Dataset rows describing interfaces:
++++++
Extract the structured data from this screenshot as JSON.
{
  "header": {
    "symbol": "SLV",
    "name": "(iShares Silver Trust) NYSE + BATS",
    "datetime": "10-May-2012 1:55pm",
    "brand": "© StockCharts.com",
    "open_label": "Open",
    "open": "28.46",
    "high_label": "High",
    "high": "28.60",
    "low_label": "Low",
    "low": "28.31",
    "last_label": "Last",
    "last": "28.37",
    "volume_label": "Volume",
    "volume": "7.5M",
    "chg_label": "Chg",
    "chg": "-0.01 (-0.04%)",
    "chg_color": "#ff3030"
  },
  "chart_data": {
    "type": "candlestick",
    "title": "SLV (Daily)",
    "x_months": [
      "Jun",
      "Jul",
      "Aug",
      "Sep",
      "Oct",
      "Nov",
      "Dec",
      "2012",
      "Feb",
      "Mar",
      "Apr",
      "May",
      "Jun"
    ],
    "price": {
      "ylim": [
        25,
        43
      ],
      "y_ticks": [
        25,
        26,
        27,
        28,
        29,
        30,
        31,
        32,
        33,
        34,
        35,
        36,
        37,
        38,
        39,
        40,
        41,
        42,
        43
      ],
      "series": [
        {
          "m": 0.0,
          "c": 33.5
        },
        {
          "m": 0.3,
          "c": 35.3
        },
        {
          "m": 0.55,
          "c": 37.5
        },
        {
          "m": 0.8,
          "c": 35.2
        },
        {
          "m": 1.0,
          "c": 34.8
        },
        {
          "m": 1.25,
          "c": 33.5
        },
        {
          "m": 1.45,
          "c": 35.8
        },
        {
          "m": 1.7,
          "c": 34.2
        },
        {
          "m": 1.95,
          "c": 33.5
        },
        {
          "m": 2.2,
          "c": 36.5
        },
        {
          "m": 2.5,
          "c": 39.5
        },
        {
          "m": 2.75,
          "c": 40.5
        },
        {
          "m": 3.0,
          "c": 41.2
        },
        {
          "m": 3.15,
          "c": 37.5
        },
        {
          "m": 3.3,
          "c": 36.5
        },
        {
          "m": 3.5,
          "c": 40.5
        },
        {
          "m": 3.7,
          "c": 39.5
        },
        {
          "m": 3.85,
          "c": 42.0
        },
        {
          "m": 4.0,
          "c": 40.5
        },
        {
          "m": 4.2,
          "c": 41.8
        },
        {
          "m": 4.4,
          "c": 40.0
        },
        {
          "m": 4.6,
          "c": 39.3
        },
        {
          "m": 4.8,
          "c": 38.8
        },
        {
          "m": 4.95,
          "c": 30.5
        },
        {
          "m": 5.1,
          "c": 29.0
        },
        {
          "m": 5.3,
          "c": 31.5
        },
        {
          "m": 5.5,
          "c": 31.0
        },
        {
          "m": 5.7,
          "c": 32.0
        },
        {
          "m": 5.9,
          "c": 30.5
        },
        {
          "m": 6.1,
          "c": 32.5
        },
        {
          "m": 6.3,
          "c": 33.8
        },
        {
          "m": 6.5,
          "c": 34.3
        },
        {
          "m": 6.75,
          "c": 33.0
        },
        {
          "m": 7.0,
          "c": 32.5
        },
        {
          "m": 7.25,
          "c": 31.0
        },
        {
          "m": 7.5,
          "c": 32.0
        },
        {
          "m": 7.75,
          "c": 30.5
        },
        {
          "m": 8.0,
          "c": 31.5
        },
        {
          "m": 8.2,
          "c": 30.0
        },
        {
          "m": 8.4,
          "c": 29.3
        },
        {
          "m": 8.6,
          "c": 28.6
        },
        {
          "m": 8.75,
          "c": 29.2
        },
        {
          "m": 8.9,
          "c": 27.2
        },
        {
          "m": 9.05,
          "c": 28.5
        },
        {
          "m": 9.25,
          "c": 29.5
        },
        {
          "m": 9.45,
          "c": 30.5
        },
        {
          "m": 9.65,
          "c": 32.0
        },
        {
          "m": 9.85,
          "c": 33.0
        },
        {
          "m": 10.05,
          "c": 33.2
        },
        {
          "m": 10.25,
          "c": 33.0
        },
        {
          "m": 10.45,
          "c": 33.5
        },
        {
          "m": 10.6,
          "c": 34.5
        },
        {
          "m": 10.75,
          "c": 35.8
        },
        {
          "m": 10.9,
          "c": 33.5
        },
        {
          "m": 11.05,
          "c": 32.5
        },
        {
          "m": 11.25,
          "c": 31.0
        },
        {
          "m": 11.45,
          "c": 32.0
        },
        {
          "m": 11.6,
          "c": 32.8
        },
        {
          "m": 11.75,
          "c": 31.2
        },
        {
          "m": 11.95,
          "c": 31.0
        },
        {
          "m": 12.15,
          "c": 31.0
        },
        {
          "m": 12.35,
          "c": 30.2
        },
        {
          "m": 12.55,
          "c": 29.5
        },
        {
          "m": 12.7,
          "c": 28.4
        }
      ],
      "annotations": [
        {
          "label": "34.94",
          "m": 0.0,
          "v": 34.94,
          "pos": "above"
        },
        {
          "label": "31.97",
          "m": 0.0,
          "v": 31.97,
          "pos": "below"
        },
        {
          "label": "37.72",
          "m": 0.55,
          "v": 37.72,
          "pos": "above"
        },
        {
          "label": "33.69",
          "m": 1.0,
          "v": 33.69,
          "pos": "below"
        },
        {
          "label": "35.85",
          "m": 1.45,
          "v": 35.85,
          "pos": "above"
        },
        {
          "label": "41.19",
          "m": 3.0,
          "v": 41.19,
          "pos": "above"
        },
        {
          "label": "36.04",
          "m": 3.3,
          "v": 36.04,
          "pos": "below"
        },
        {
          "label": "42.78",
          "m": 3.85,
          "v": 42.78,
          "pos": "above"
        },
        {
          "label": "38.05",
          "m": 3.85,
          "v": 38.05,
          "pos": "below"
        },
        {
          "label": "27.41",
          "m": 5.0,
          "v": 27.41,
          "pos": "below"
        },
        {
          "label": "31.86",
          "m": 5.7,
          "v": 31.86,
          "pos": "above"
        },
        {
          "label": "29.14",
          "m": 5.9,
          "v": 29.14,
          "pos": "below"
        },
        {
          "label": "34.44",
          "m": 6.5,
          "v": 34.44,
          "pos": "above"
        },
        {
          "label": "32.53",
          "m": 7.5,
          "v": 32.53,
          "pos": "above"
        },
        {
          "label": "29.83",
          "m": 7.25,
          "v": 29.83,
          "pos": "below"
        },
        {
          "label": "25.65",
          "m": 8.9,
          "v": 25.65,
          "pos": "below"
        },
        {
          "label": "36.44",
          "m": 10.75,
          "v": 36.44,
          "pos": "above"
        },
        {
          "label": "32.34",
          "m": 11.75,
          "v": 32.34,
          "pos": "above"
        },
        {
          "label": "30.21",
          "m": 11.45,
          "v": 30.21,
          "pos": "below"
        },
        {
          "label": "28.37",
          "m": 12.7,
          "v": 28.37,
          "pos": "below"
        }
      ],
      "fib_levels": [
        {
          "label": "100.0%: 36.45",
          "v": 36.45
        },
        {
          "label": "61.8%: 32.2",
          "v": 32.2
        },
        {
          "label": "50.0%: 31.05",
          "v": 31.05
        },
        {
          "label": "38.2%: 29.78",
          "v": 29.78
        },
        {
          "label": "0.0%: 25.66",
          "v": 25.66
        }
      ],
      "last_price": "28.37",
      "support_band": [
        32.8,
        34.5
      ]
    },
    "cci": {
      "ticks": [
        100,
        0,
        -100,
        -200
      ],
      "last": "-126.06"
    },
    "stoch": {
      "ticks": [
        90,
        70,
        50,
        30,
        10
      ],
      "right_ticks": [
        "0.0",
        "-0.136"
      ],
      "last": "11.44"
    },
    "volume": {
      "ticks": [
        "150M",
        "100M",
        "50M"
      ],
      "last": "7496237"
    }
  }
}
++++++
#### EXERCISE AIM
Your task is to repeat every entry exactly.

#### RESPONSE AREA
Extract the structured data from this screenshot as JSON.
{
  "header": {
    "symbol": "SLV",
    "name": "(iShares Silver Trust) NYSE + BATS",
    "datetime": "10-May-2012 1:55pm",
    "brand": "© StockCharts.com",
    "open_label": "Open",
    "open": "28.46",
    "high_label": "High",
    "high": "28.60",
    "low_label": "Low",
    "low": "28.31",
    "last_label": "Last",
    "last": "28.37",
    "volume_label": "Volume",
    "volume": "7.5M",
    "chg_label": "Chg",
    "chg": "-0.01 (-0.04%)",
    "chg_color": "#ff3030"
  },
  "chart_data": {
    "type": "candlestick",
    "title": "SLV (Daily)",
    "x_months": [
      "Jun",
      "Jul",
      "Aug",
      "Sep",
      "Oct",
      "Nov",
      "Dec",
      "2012",
      "Feb",
      "Mar",
      "Apr",
      "May",
      "Jun"
    ],
    "price": {
      "ylim": [
        25,
        43
      ],
      "y_ticks": [
        25,
        26,
        27,
        28,
        29,
        30,
        31,
        32,
        33,
        34,
        35,
        36,
        37,
        38,
        39,
        40,
        41,
        42,
        43
      ],
      "series": [
        {
          "m": 0.0,
          "c": 33.5
        },
        {
          "m": 0.3,
          "c": 35.3
        },
        {
          "m": 0.55,
          "c": 37.5
        },
        {
          "m": 0.8,
          "c": 35.2
        },
        {
          "m": 1.0,
          "c": 34.8
        },
        {
          "m": 1.25,
          "c": 33.5
        },
        {
          "m": 1.45,
          "c": 35.8
        },
        {
          "m": 1.7,
          "c": 34.2
        },
        {
          "m": 1.95,
          "c": 33.5
        },
        {
          "m": 2.2,
          "c": 36.5
        },
        {
          "m": 2.5,
          "c": 39.5
        },
        {
          "m": 2.75,
          "c": 40.5
        },
        {
          "m": 3.0,
          "c": 41.2
        },
        {
          "m": 3.15,
          "c": 37.5
        },
        {
          "m": 3.3,
          "c": 36.5
        },
        {
          "m": 3.5,
          "c": 40.5
        },
        {
          "m": 3.7,
          "c": 39.5
        },
        {
          "m": 3.85,
          "c": 42.0
        },
        {
          "m": 4.0,
          "c": 40.5
        },
        {
          "m": 4.2,
          "c": 41.8
        },
        {
          "m": 4.4,
          "c": 40.0
        },
        {
          "m": 4.6,
          "c": 39.3
        },
        {
          "m": 4.8,
          "c": 38.8
        },
        {
          "m": 4.95,
          "c": 30.5
        },
        {
          "m": 5.1,
          "c": 29.0
        },
        {
          "m": 5.3,
          "c": 31.5
        },
        {
          "m": 5.5,
          "c": 31.0
        },
        {
          "m": 5.7,
          "c": 32.0
        },
        {
          "m": 5.9,
          "c": 30.5
        },
        {
          "m": 6.1,
          "c": 32.5
        },
        {
          "m": 6.3,
          "c": 33.8
        },
        {
          "m": 6.5,
          "c": 34.3
        },
        {
          "m": 6.75,
          "c": 33.0
        },
        {
          "m": 7.0,
          "c": 32.5
        },
        {
          "m": 7.25,
          "c": 31.0
        },
        {
          "m": 7.5,
          "c": 32.0
        },
        {
          "m": 7.75,
          "c": 30.5
        },
        {
          "m": 8.0,
          "c": 31.5
        },
        {
          "m": 8.2,
          "c": 30.0
        },
        {
          "m": 8.4,
          "c": 29.3
        },
        {
          "m": 8.6,
          "c": 28.6
        },
        {
          "m": 8.75,
          "c": 29.2
        },
        {
          "m": 8.9,
          "c": 27.2
        },
        {
          "m": 9.05,
          "c": 28.5
        },
        {
          "m": 9.25,
          "c": 29.5
        },
        {
          "m": 9.45,
          "c": 30.5
        },
        {
          "m": 9.65,
          "c": 32.0
        },
        {
          "m": 9.85,
          "c": 33.0
        },
        {
          "m": 10.05,
          "c": 33.2
        },
        {
          "m": 10.25,
          "c": 33.0
        },
        {
          "m": 10.45,
          "c": 33.5
        },
        {
          "m": 10.6,
          "c": 34.5
        },
        {
          "m": 10.75,
          "c": 35.8
        },
        {
          "m": 10.9,
          "c": 33.5
        },
        {
          "m": 11.05,
          "c": 32.5
        },
        {
          "m": 11.25,
          "c": 31.0
        },
        {
          "m": 11.45,
          "c": 32.0
        },
        {
          "m": 11.6,
          "c": 32.8
        },
        {
          "m": 11.75,
          "c": 31.2
        },
        {
          "m": 11.95,
          "c": 31.0
        },
        {
          "m": 12.15,
          "c": 31.0
        },
        {
          "m": 12.35,
          "c": 30.2
        },
        {
          "m": 12.55,
          "c": 29.5
        },
        {
          "m": 12.7,
          "c": 28.4
        }
      ],
      "annotations": [
        {
          "label": "34.94",
          "m": 0.0,
          "v": 34.94,
          "pos": "above"
        },
        {
          "label": "31.97",
          "m": 0.0,
          "v": 31.97,
          "pos": "below"
        },
        {
          "label": "37.72",
          "m": 0.55,
          "v": 37.72,
          "pos": "above"
        },
        {
          "label": "33.69",
          "m": 1.0,
          "v": 33.69,
          "pos": "below"
        },
        {
          "label": "35.85",
          "m": 1.45,
          "v": 35.85,
          "pos": "above"
        },
        {
          "label": "41.19",
          "m": 3.0,
          "v": 41.19,
          "pos": "above"
        },
        {
          "label": "36.04",
          "m": 3.3,
          "v": 36.04,
          "pos": "below"
        },
        {
          "label": "42.78",
          "m": 3.85,
          "v": 42.78,
          "pos": "above"
        },
        {
          "label": "38.05",
          "m": 3.85,
          "v": 38.05,
          "pos": "below"
        },
        {
          "label": "27.41",
          "m": 5.0,
          "v": 27.41,
          "pos": "below"
        },
        {
          "label": "31.86",
          "m": 5.7,
          "v": 31.86,
          "pos": "above"
        },
        {
          "label": "29.14",
          "m": 5.9,
          "v": 29.14,
          "pos": "below"
        },
        {
          "label": "34.44",
          "m": 6.5,
          "v": 34.44,
          "pos": "above"
        },
        {
          "label": "32.53",
          "m": 7.5,
          "v": 32.53,
          "pos": "above"
        },
        {
          "label": "29.83",
          "m": 7.25,
          "v": 29.83,
          "pos": "below"
        },
        {
          "label": "25.65",
          "m": 8.9,
          "v": 25.65,
          "pos": "below"
        },
        {
          "label": "36.44",
          "m": 10.75,
          "v": 36.44,
          "pos": "above"
        },
        {
          "label": "32.34",
          "m": 11.75,
          "v": 32.34,
          "pos": "above"
        },
        {
          "label": "30.21",
          "m": 11.45,
          "v": 30.21,
          "pos": "below"
        },
        {
          "label": "28.37",
          "m": 12.7,
          "v": 28.37,
          "pos": "below"
        }
      ],
      "fib_levels": [
        {
          "label": "100.0%: 36.45",
          "v": 36.45
        },
        {
          "label": "61.8%: 32.2",
          "v": 32.2
        },
        {
          "label": "50.0%: 31.05",
          "v": 31.05
        },
        {
          "label": "38.2%: 29.78",
          "v": 29.78
        },
        {
          "label": "0.0%: 25.66",
          "v": 25.66
        }
      ],
      "last_price": "28.37",
      "support_band": [
        32.8,
        34.5
      ]
    },
    "cci": {
      "ticks": [
        100,
        0,
        -100,
        -200
      ],
      "last": "-126.06"
    },
    "stoch": {
      "ticks": [
        90,
        70,
        50,
        30,
        10
      ],
      "right_ticks": [
        "0.0",
        "-0.136"
      ],
      "last": "11.44"
    },
    "volume": {
      "ticks": [
        "150M",
        "100M",
        "50M"
      ],
      "last": "7496237"
    }
  }
}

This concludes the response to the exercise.